That’s actually a leftover idea from a British propaganda campaign during World War II. The British wanted to keep their newly developed radar technology a secret from the Germans, so they claimed as far and wide as possible that their airmen developed superhuman night vision by eating plenty of carrots.
The idea still persists today, eight decades since the war. It does contain one grain of truth: carrots and other nutritious foods help our eyes stay healthy, even though they don’t really give us superpowered eyes.
Carrots actually are good for us. Along with other yellow and orange leafy greens and vegetables, they are a great source of vitamin A. They get their color from beta-carotene, a compound our intestines use to produce vitamin A. Our eyes use vitamin A to help convert light into brainwaves and strengthen our corneas (the clear layer over the front of the eye). A deficiency in vitamin A contributes to as many as half a million children going blind every year.

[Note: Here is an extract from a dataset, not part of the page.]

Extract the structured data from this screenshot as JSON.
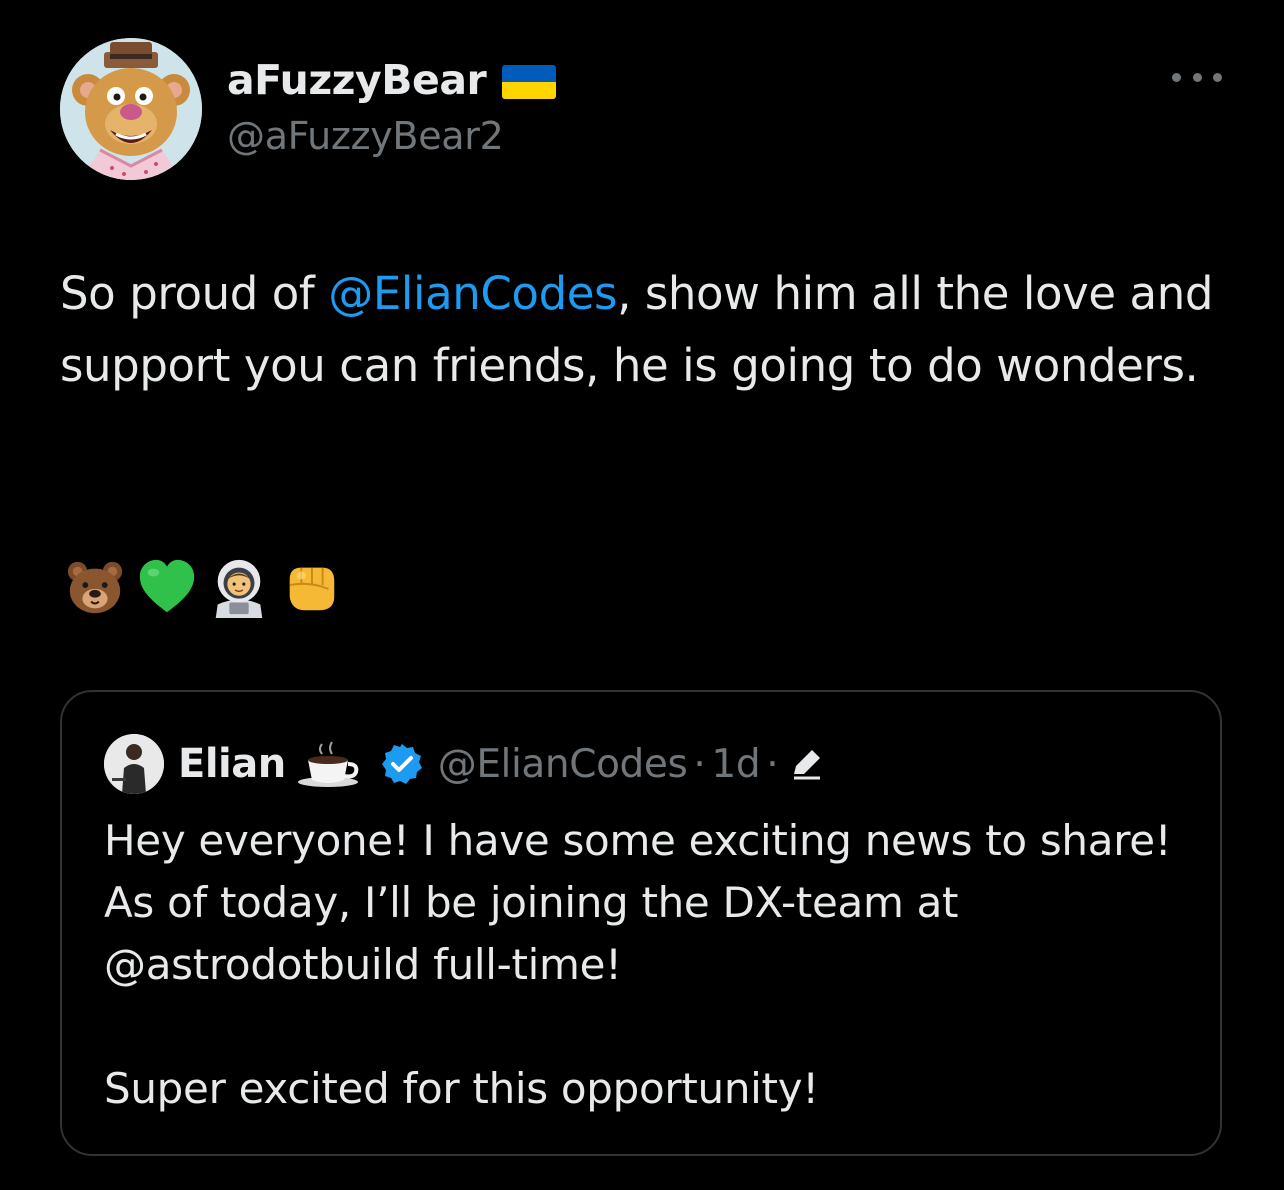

Antioxidants like vitamins C and E are important for overall health, and for eye health, vitamin C lowers the risk of cataracts and may also slow the progression of age-related macular degeneration (AMD). Citrus fruits, like oranges, grapefruits, and lemons, are major sources of vitamin C. Vitamin E helps protect our eyes from “free radicals” (molecules that disrupt healthy tissue). Sweet potatoes are great sources of vitamin E.

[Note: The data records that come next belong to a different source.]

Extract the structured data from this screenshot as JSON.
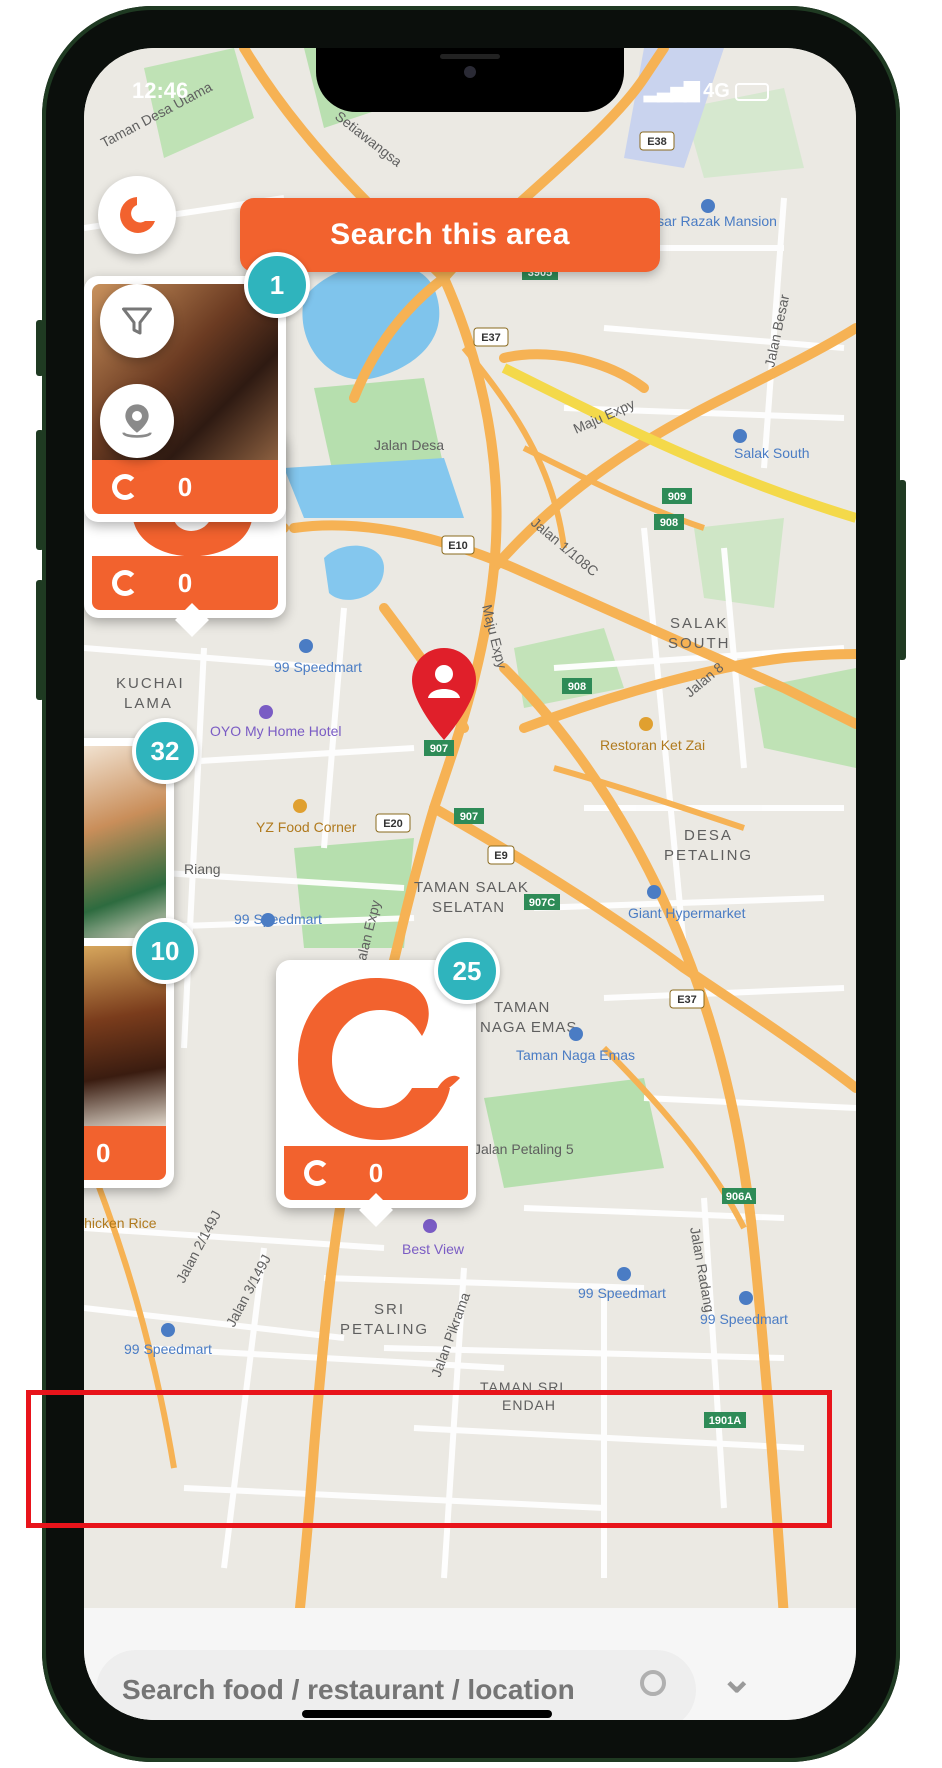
{
  "status_bar": {
    "time": "12:46",
    "network": "4G"
  },
  "header": {
    "search_area_label": "Search this area"
  },
  "map": {
    "labels": [
      {
        "text": "Taman Desa Utama",
        "id": "taman-desa-utama"
      },
      {
        "text": "Setiawangsa",
        "id": "setiawangsa"
      },
      {
        "text": "Pasar Razak Mansion",
        "id": "pasar-razak"
      },
      {
        "text": "Jalan Besar",
        "id": "jalan-besar"
      },
      {
        "text": "Jalan Desa",
        "id": "jalan-desa"
      },
      {
        "text": "Maju Expy",
        "id": "maju-expy-1"
      },
      {
        "text": "Salak South",
        "id": "salak-south-station"
      },
      {
        "text": "Jalan 1/108C",
        "id": "jalan-1-108c"
      },
      {
        "text": "SALAK",
        "id": "salak-1"
      },
      {
        "text": "SOUTH",
        "id": "salak-2"
      },
      {
        "text": "Maju Expy",
        "id": "maju-expy-2"
      },
      {
        "text": "Jalan 8",
        "id": "jalan-8"
      },
      {
        "text": "KUCHAI",
        "id": "kuchai-1"
      },
      {
        "text": "LAMA",
        "id": "kuchai-2"
      },
      {
        "text": "99 Speedmart",
        "id": "speedmart-1"
      },
      {
        "text": "OYO My Home Hotel",
        "id": "oyo-hotel"
      },
      {
        "text": "Restoran Ket Zai",
        "id": "restoran-ket-zai"
      },
      {
        "text": "YZ Food Corner",
        "id": "yz-food-corner"
      },
      {
        "text": "DESA",
        "id": "desa-1"
      },
      {
        "text": "PETALING",
        "id": "desa-2"
      },
      {
        "text": "Riang",
        "id": "riang"
      },
      {
        "text": "TAMAN SALAK",
        "id": "taman-salak-1"
      },
      {
        "text": "SELATAN",
        "id": "taman-salak-2"
      },
      {
        "text": "99 Speedmart",
        "id": "speedmart-2"
      },
      {
        "text": "Giant Hypermarket",
        "id": "giant"
      },
      {
        "text": "Jalan Expy",
        "id": "jalan-expy"
      },
      {
        "text": "TAMAN",
        "id": "taman-naga-1"
      },
      {
        "text": "NAGA EMAS",
        "id": "taman-naga-2"
      },
      {
        "text": "Taman Naga Emas",
        "id": "taman-naga-emas-station"
      },
      {
        "text": "Jalan Petaling 5",
        "id": "jalan-petaling-5"
      },
      {
        "text": "Best View",
        "id": "best-view"
      },
      {
        "text": "Jalan 2/149J",
        "id": "jalan-2-149j"
      },
      {
        "text": "Jalan 3/149J",
        "id": "jalan-3-149j"
      },
      {
        "text": "SRI",
        "id": "sri-1"
      },
      {
        "text": "PETALING",
        "id": "sri-2"
      },
      {
        "text": "Jalan Pikrama",
        "id": "jalan-pikrama"
      },
      {
        "text": "99 Speedmart",
        "id": "speedmart-3"
      },
      {
        "text": "99 Speedmart",
        "id": "speedmart-4"
      },
      {
        "text": "Jalan Radang",
        "id": "jalan-radang"
      },
      {
        "text": "TAMAN SRI",
        "id": "taman-sri-1"
      },
      {
        "text": "ENDAH",
        "id": "taman-sri-2"
      },
      {
        "text": "99 Speedmart",
        "id": "speedmart-5"
      },
      {
        "text": "Chicken Rice",
        "id": "chicken-rice"
      }
    ],
    "shields": [
      "E38",
      "3905",
      "E37",
      "909",
      "908",
      "E10",
      "908",
      "907",
      "E20",
      "907",
      "E9",
      "907C",
      "E37",
      "906A",
      "1901A"
    ]
  },
  "clusters": [
    {
      "id": "cluster-1",
      "badge": "1",
      "count": "0"
    },
    {
      "id": "cluster-back",
      "badge": "",
      "count": "0"
    },
    {
      "id": "cluster-32",
      "badge": "32",
      "count": ""
    },
    {
      "id": "cluster-10",
      "badge": "10",
      "count": "0"
    },
    {
      "id": "cluster-25",
      "badge": "25",
      "count": "0"
    }
  ],
  "search": {
    "placeholder": "Search food / restaurant / location"
  },
  "colors": {
    "brand": "#f2622e",
    "badge": "#2fb4bd",
    "road": "#f7b55b",
    "water": "#7fc4ec",
    "park": "#b6dfae"
  }
}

Studies have shown that when we get plenty of lutein and zeaxanthin in our diets, we have a lower risk of chronic eye diseases like AMD and cataracts. Eggs and leafy greens are the best ways to get these nutrients.
Good brain function and a healthy immune system rely on getting plenty of omega-3 fatty acids, and research also shows that they help with visual development and retinal function. There’s no better source of these nutrients than fish.

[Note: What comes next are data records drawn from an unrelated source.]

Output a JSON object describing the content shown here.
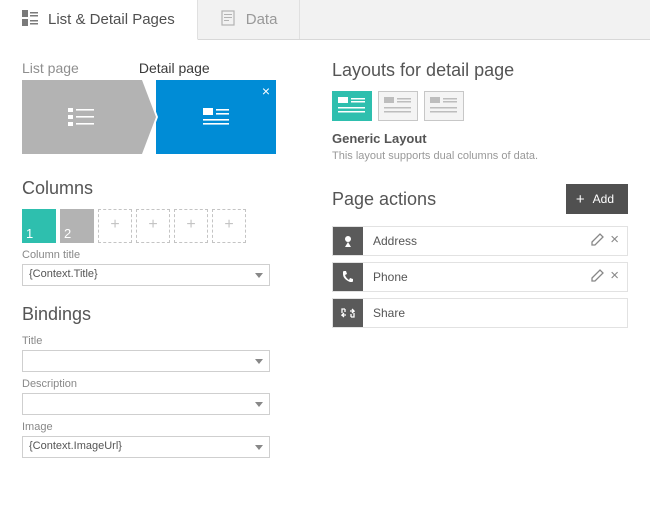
{
  "tabs": {
    "list_detail": "List & Detail Pages",
    "data": "Data"
  },
  "subtabs": {
    "list": "List page",
    "detail": "Detail page"
  },
  "columns": {
    "heading": "Columns",
    "chips": [
      "1",
      "2"
    ],
    "column_title_label": "Column title",
    "column_title_value": "{Context.Title}"
  },
  "bindings": {
    "heading": "Bindings",
    "title_label": "Title",
    "title_value": "",
    "description_label": "Description",
    "description_value": "",
    "image_label": "Image",
    "image_value": "{Context.ImageUrl}"
  },
  "layouts": {
    "heading": "Layouts for detail page",
    "name": "Generic Layout",
    "description": "This layout supports dual columns of data."
  },
  "page_actions": {
    "heading": "Page actions",
    "add_label": "Add",
    "items": [
      {
        "label": "Address"
      },
      {
        "label": "Phone"
      },
      {
        "label": "Share"
      }
    ]
  }
}
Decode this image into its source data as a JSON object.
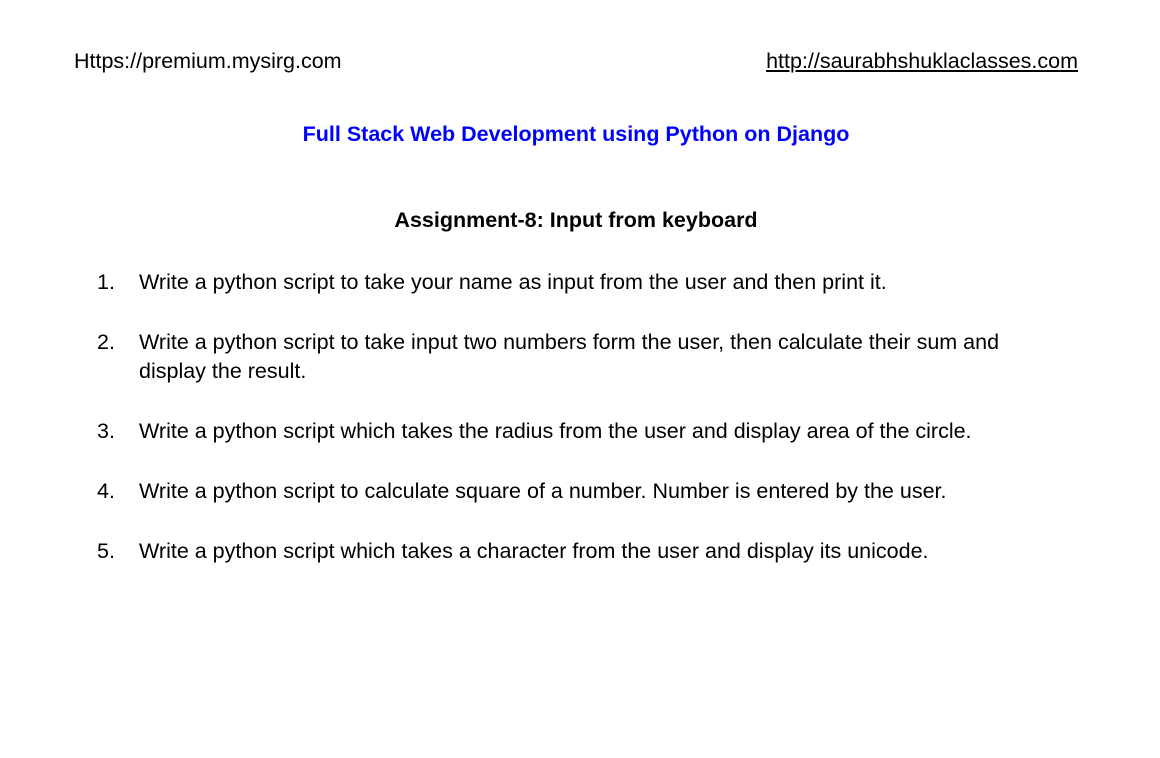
{
  "header": {
    "left_url": "Https://premium.mysirg.com",
    "right_url": "http://saurabhshuklaclasses.com"
  },
  "course_title": "Full Stack Web Development using Python on Django",
  "assignment_title": "Assignment-8: Input from keyboard",
  "colors": {
    "course_title": "#0000ff"
  },
  "questions": [
    {
      "number": "1.",
      "text": "Write a python script to take your name as input from the user and then print it."
    },
    {
      "number": "2.",
      "text": "Write a python script to take input two numbers form the user, then calculate their sum and display the result."
    },
    {
      "number": "3.",
      "text": "Write a python script which takes the radius from the user and display area of the circle."
    },
    {
      "number": "4.",
      "text": "Write a python script to calculate square of a number. Number is entered by the user."
    },
    {
      "number": "5.",
      "text": "Write a python script which takes a character from the user and display its unicode."
    }
  ]
}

Meanwhile, oysters are an excellent source of zinc, which acts as a vehicle to transport vitamin A from our livers to our retinas. A diet rich in vitamin A isn’t very useful without zinc to move it where it needs to go. There is also zinc in nuts, beans, and meat if you aren’t a fan of oysters.
Even if we eat all the right nutrients in the perfect amounts for the sake of our eye health, that’s no substitute for getting regular eye exams. Eye problems can happen for a wide range of reasons that have nothing to do with nutrition, and that’s why the optometrist is so important. The eye doctor can detect problems in the early stages and get started on treatment or intervention.